OR WAIT null SECS
In its February 12–published opinion, EFSA said that none of the studies Kemin submitted as evidence show an effect of Slendesta on reduced body weight.
In response to a February EFSA opinion that a cause-and-effect relationship has not been established between reduction of body weight and weight-loss ingredient Slendesta, the ingredient’s supplier, Kemin (Lisbon, Portugal), is arguing that there is a significant body of evidence supporting Slendesta’s weight-loss efficacy.
Slendesta is a potato protein extract said to instill feelings of satiety and to result in weight loss by enhancing the body’s natural release of cholecystokinin (CCK).
In its February 12–published opinion, EFSA said that none of the studies Kemin submitted as evidence show an effect of Slendesta on reduced body weight.“There was no effect of Slendesta Potato Extract on reduction of body weight in any of these studies,” it said. Also, EFSA said, regarding a meta-analysis of four studies, “The Panel notes that the purpose of the meta-analysis as claimed by the applicant does not address the conditions of use proposed for the claim (i.e. the dietary and lifestyle conditions in which Slendesta should be consumed in order to achieve the claimed effect are not specified).”
However, Kemin argues that the studies it submitted do show significant support. The company had submitted “four unpublished pertinent human studies on weight loss, one unpublished meta-analysis, and 12 supportive published and unpublished human intervention trials on the effects of Slendesta and potato extract on gastric emptying, postprandial blood glucose concentrations and increases in satiety measurements, and cholecystokinin (CCK) concentrations.”
Specifically, Kemin says, the core, pertinent weight-loss study it submitted was a multicenter, randomized, controlled clinical trial with 240 overweight and obese subjects. The company says the study did in fact show that Slendesta had a statistically significant placebo-adjusted reduction in weight loss over baseline after the end of the 12-week study.
The company also points out that its end-of-study weight loss findings used similar statistical procedures to those considered to show a statistically significant effect on body weight loss in EFSA’s glucomannan opinion-the only opinion for which EFSA found a cause and effect between an ingredient and weight loss to date.
“In the studies presented by Kemin, reliable science and analysis report that there was a weight loss effect that was statistically significant,” the company says. It points out that it used scientifically sound methods and study procedures, and that clinical trial data were analyzed by a qualified third-party statistician.

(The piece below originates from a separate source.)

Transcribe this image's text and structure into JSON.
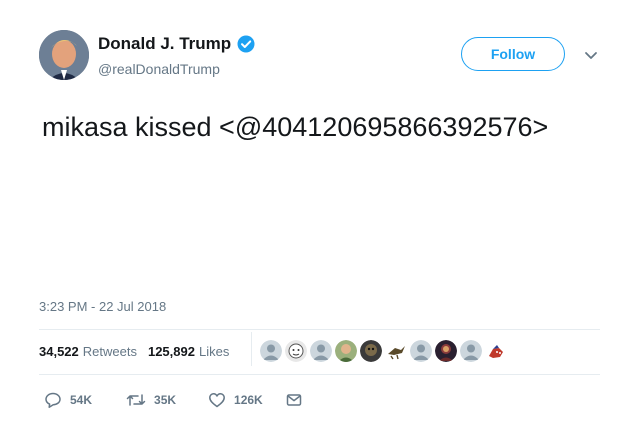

“The Slendesta data has also been the subject of a review by two qualified experts in the fields of weight loss and satiety and found to confirm the statistically significant effects of the Slendesta treatment on body weight and satiety,” it says.